Hospitals and healthcare providers remain under cyber-attack, causing organizations to spend more to protect their systems and patient data. Healthcare has been at or near the top of the list for industries at greatest risk of cyber intrusions over the past two years. Many experts predict global healthcare cybersecurity spending will exceed $65 billion cumulatively over the next five years–from 2017 to 2021.

A survey called “Top of Mind for Top U.S. Health Systems 2018,” nine out of 10 leaders in healthcare indicated that they will increase the cyber security technology spend in the new year–a move which will allow them to stay ahead of new and evolving threats. In terms of cybersecurity spending, roughly half of respondents plan to invest in ways to better identify (54 percent), detect (50 percent) and protect against (50 percent) cyber threats. Less than 20 percent are focused on recover and respond technologies. Asked whether they would pay cybercriminals to recover encrypted files, 17 percent said yes, 17 percent were undecided, 22 percent didn’t know and 44 percent said no.

Healthcare Cybersecurity Trends

  • Ransomware: Ransomware was the top cybersecurity trend, affecting 78 percent of providers according to a HIMSS survey.
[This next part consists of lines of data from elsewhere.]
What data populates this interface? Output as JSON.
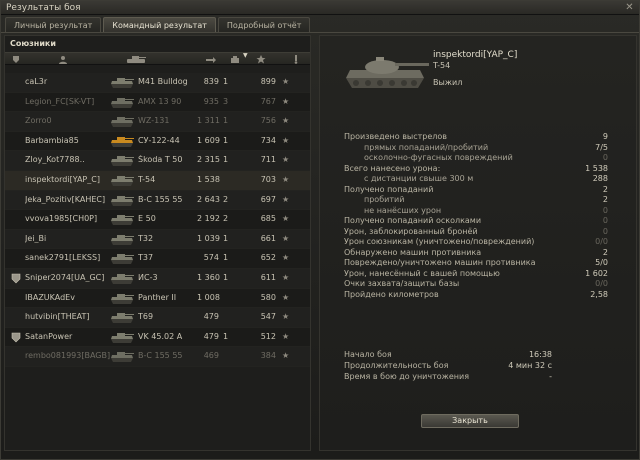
{
  "window": {
    "title": "Результаты боя",
    "close_glyph": "✕"
  },
  "tabs": [
    {
      "label": "Личный результат",
      "active": false
    },
    {
      "label": "Командный результат",
      "active": true
    },
    {
      "label": "Подробный отчёт",
      "active": false
    }
  ],
  "allies": {
    "title": "Союзники",
    "header_icons": [
      "squad-icon",
      "player-icon",
      "tank-icon",
      "damage-icon",
      "kills-icon",
      "xp-icon",
      "star-icon",
      "medal-icon"
    ],
    "rows": [
      {
        "player": "caL3r",
        "tank": "M41 Bulldog",
        "damage": "839",
        "kills": "1",
        "xp": "899",
        "squad": false,
        "dead": false,
        "selected": false,
        "tank_color": "#7d7d6e"
      },
      {
        "player": "Legion_FC[SK-VT]",
        "tank": "AMX 13 90",
        "damage": "935",
        "kills": "3",
        "xp": "767",
        "squad": false,
        "dead": true,
        "selected": false,
        "tank_color": "#6e6e62"
      },
      {
        "player": "Zorro0",
        "tank": "WZ-131",
        "damage": "1 311",
        "kills": "1",
        "xp": "756",
        "squad": false,
        "dead": true,
        "selected": false,
        "tank_color": "#6e6e62"
      },
      {
        "player": "Barbambia85",
        "tank": "СУ-122-44",
        "damage": "1 609",
        "kills": "1",
        "xp": "734",
        "squad": false,
        "dead": false,
        "selected": false,
        "tank_color": "#c98a1f"
      },
      {
        "player": "Zloy_Kot7788..",
        "tank": "Škoda T 50",
        "damage": "2 315",
        "kills": "1",
        "xp": "711",
        "squad": false,
        "dead": false,
        "selected": false,
        "tank_color": "#7d7d6e"
      },
      {
        "player": "inspektordi[YAP_C]",
        "tank": "T-54",
        "damage": "1 538",
        "kills": "",
        "xp": "703",
        "squad": false,
        "dead": false,
        "selected": true,
        "tank_color": "#7d7d6e"
      },
      {
        "player": "Jeka_Pozitiv[KAHEC]",
        "tank": "B-C 155 55",
        "damage": "2 643",
        "kills": "2",
        "xp": "697",
        "squad": false,
        "dead": false,
        "selected": false,
        "tank_color": "#7d7d6e"
      },
      {
        "player": "vvova1985[CH0P]",
        "tank": "E 50",
        "damage": "2 192",
        "kills": "2",
        "xp": "685",
        "squad": false,
        "dead": false,
        "selected": false,
        "tank_color": "#7d7d6e"
      },
      {
        "player": "Jei_Bi",
        "tank": "T32",
        "damage": "1 039",
        "kills": "1",
        "xp": "661",
        "squad": false,
        "dead": false,
        "selected": false,
        "tank_color": "#7d7d6e"
      },
      {
        "player": "sanek2791[LEKSS]",
        "tank": "T37",
        "damage": "574",
        "kills": "1",
        "xp": "652",
        "squad": false,
        "dead": false,
        "selected": false,
        "tank_color": "#7d7d6e"
      },
      {
        "player": "Sniper2074[UA_GC]",
        "tank": "ИС-3",
        "damage": "1 360",
        "kills": "1",
        "xp": "611",
        "squad": true,
        "dead": false,
        "selected": false,
        "tank_color": "#7d7d6e"
      },
      {
        "player": "IBAZUKAdEv",
        "tank": "Panther II",
        "damage": "1 008",
        "kills": "",
        "xp": "580",
        "squad": false,
        "dead": false,
        "selected": false,
        "tank_color": "#7d7d6e"
      },
      {
        "player": "hutvibin[THEAT]",
        "tank": "T69",
        "damage": "479",
        "kills": "",
        "xp": "547",
        "squad": false,
        "dead": false,
        "selected": false,
        "tank_color": "#7d7d6e"
      },
      {
        "player": "SatanPower",
        "tank": "VK 45.02 A",
        "damage": "479",
        "kills": "1",
        "xp": "512",
        "squad": true,
        "dead": false,
        "selected": false,
        "tank_color": "#7d7d6e"
      },
      {
        "player": "rembo081993[BAGB]",
        "tank": "B-C 155 55",
        "damage": "469",
        "kills": "",
        "xp": "384",
        "squad": false,
        "dead": true,
        "selected": false,
        "tank_color": "#6e6e62"
      }
    ]
  },
  "details": {
    "player": "inspektordi[YAP_C]",
    "tank": "T-54",
    "status": "Выжил",
    "stats": [
      {
        "label": "Произведено выстрелов",
        "value": "9",
        "indent": false,
        "zero": false
      },
      {
        "label": "прямых попаданий/пробитий",
        "value": "7/5",
        "indent": true,
        "zero": false
      },
      {
        "label": "осколочно-фугасных повреждений",
        "value": "0",
        "indent": true,
        "zero": true
      },
      {
        "label": "Всего нанесено урона:",
        "value": "1 538",
        "indent": false,
        "zero": false
      },
      {
        "label": "с дистанции свыше 300 м",
        "value": "288",
        "indent": true,
        "zero": false
      },
      {
        "label": "Получено попаданий",
        "value": "2",
        "indent": false,
        "zero": false
      },
      {
        "label": "пробитий",
        "value": "2",
        "indent": true,
        "zero": false
      },
      {
        "label": "не нанёсших урон",
        "value": "0",
        "indent": true,
        "zero": true
      },
      {
        "label": "Получено попаданий осколками",
        "value": "0",
        "indent": false,
        "zero": true
      },
      {
        "label": "Урон, заблокированный бронёй",
        "value": "0",
        "indent": false,
        "zero": true
      },
      {
        "label": "Урон союзникам (уничтожено/повреждений)",
        "value": "0/0",
        "indent": false,
        "zero": true
      },
      {
        "label": "Обнаружено машин противника",
        "value": "2",
        "indent": false,
        "zero": false
      },
      {
        "label": "Повреждено/уничтожено машин противника",
        "value": "5/0",
        "indent": false,
        "zero": false
      },
      {
        "label": "Урон, нанесённый с вашей помощью",
        "value": "1 602",
        "indent": false,
        "zero": false
      },
      {
        "label": "Очки захвата/защиты базы",
        "value": "0/0",
        "indent": false,
        "zero": true
      },
      {
        "label": "Пройдено километров",
        "value": "2,58",
        "indent": false,
        "zero": false
      }
    ],
    "timing": [
      {
        "label": "Начало боя",
        "value": "16:38"
      },
      {
        "label": "Продолжительность боя",
        "value": "4 мин 32 с"
      },
      {
        "label": "Время в бою до уничтожения",
        "value": "-"
      }
    ],
    "close_label": "Закрыть"
  }
}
In 2016, we saw a 250 percent growth in ransomware attacks.
  • Breaches Get Worse: the fact that healthcare IT and information security is behind other industries and is struggling to keep up is only going to keep healthcare in the crosshairs for the foreseeable future. Couple this with the fact that healthcare information (ePHI) is far more valuable on the black market than other data and there is a perfect storm leading to increased major healthcare breaches.
  • More Mobile Treats: Healthcare organizations have the disadvantage of being behind most other verticals as security and maturity of their security programs are concerned. It is critical to address and mitigate the mobile threat or healthcare might see even more incidents than predicted.
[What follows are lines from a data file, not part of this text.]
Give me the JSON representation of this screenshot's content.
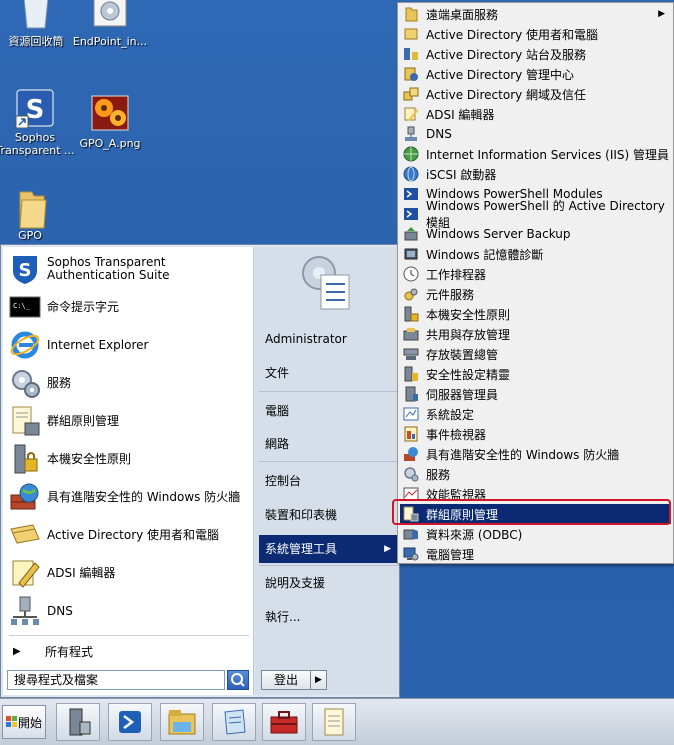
{
  "desktop": {
    "icons": [
      {
        "label": "資源回收筒"
      },
      {
        "label": "EndPoint_in..."
      },
      {
        "label": "Sophos Transparent ..."
      },
      {
        "label": "GPO_A.png"
      },
      {
        "label": "GPO"
      }
    ]
  },
  "start_menu": {
    "pinned": [
      {
        "label": "Sophos Transparent Authentication Suite"
      },
      {
        "label": "命令提示字元"
      },
      {
        "label": "Internet Explorer"
      },
      {
        "label": "服務"
      },
      {
        "label": "群組原則管理"
      },
      {
        "label": "本機安全性原則"
      },
      {
        "label": "具有進階安全性的 Windows 防火牆"
      },
      {
        "label": "Active Directory 使用者和電腦"
      },
      {
        "label": "ADSI 編輯器"
      },
      {
        "label": "DNS"
      }
    ],
    "all_programs": "所有程式",
    "search_placeholder": "搜尋程式及檔案",
    "right": {
      "user": "Administrator",
      "documents": "文件",
      "computer": "電腦",
      "network": "網路",
      "control_panel": "控制台",
      "devices": "裝置和印表機",
      "admin_tools": "系統管理工具",
      "help": "說明及支援",
      "run": "執行...",
      "logout": "登出"
    }
  },
  "admin_tools_menu": {
    "items": [
      {
        "label": "遠端桌面服務"
      },
      {
        "label": "Active Directory 使用者和電腦"
      },
      {
        "label": "Active Directory 站台及服務"
      },
      {
        "label": "Active Directory 管理中心"
      },
      {
        "label": "Active Directory 網域及信任"
      },
      {
        "label": "ADSI 編輯器"
      },
      {
        "label": "DNS"
      },
      {
        "label": "Internet Information Services (IIS) 管理員"
      },
      {
        "label": "iSCSI 啟動器"
      },
      {
        "label": "Windows PowerShell Modules"
      },
      {
        "label": "Windows PowerShell 的 Active Directory 模組"
      },
      {
        "label": "Windows Server Backup"
      },
      {
        "label": "Windows 記憶體診斷"
      },
      {
        "label": "工作排程器"
      },
      {
        "label": "元件服務"
      },
      {
        "label": "本機安全性原則"
      },
      {
        "label": "共用與存放管理"
      },
      {
        "label": "存放裝置總管"
      },
      {
        "label": "安全性設定精靈"
      },
      {
        "label": "伺服器管理員"
      },
      {
        "label": "系統設定"
      },
      {
        "label": "事件檢視器"
      },
      {
        "label": "具有進階安全性的 Windows 防火牆"
      },
      {
        "label": "服務"
      },
      {
        "label": "效能監視器"
      },
      {
        "label": "群組原則管理"
      },
      {
        "label": "資料來源 (ODBC)"
      },
      {
        "label": "電腦管理"
      }
    ],
    "highlighted_index": 25,
    "highlight_border_color": "#d0142a"
  },
  "taskbar": {
    "start_label": "開始"
  }
}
  • Connected Devices: The complexity and range of devices (IoT) healthcare organizations deploy are staggering. The security on the majority of these devices is at best outdated and, in far too many cases, altogether non-existent. In 2018, healthcare must resolve to tackle the connected device issue.
  • Preparation: Most organizations lack a comprehensive incident response plan or lack proper testing and review on plans that do exist. Being is the only way to protect your organization, patients, and others, from the losses that incidents cause.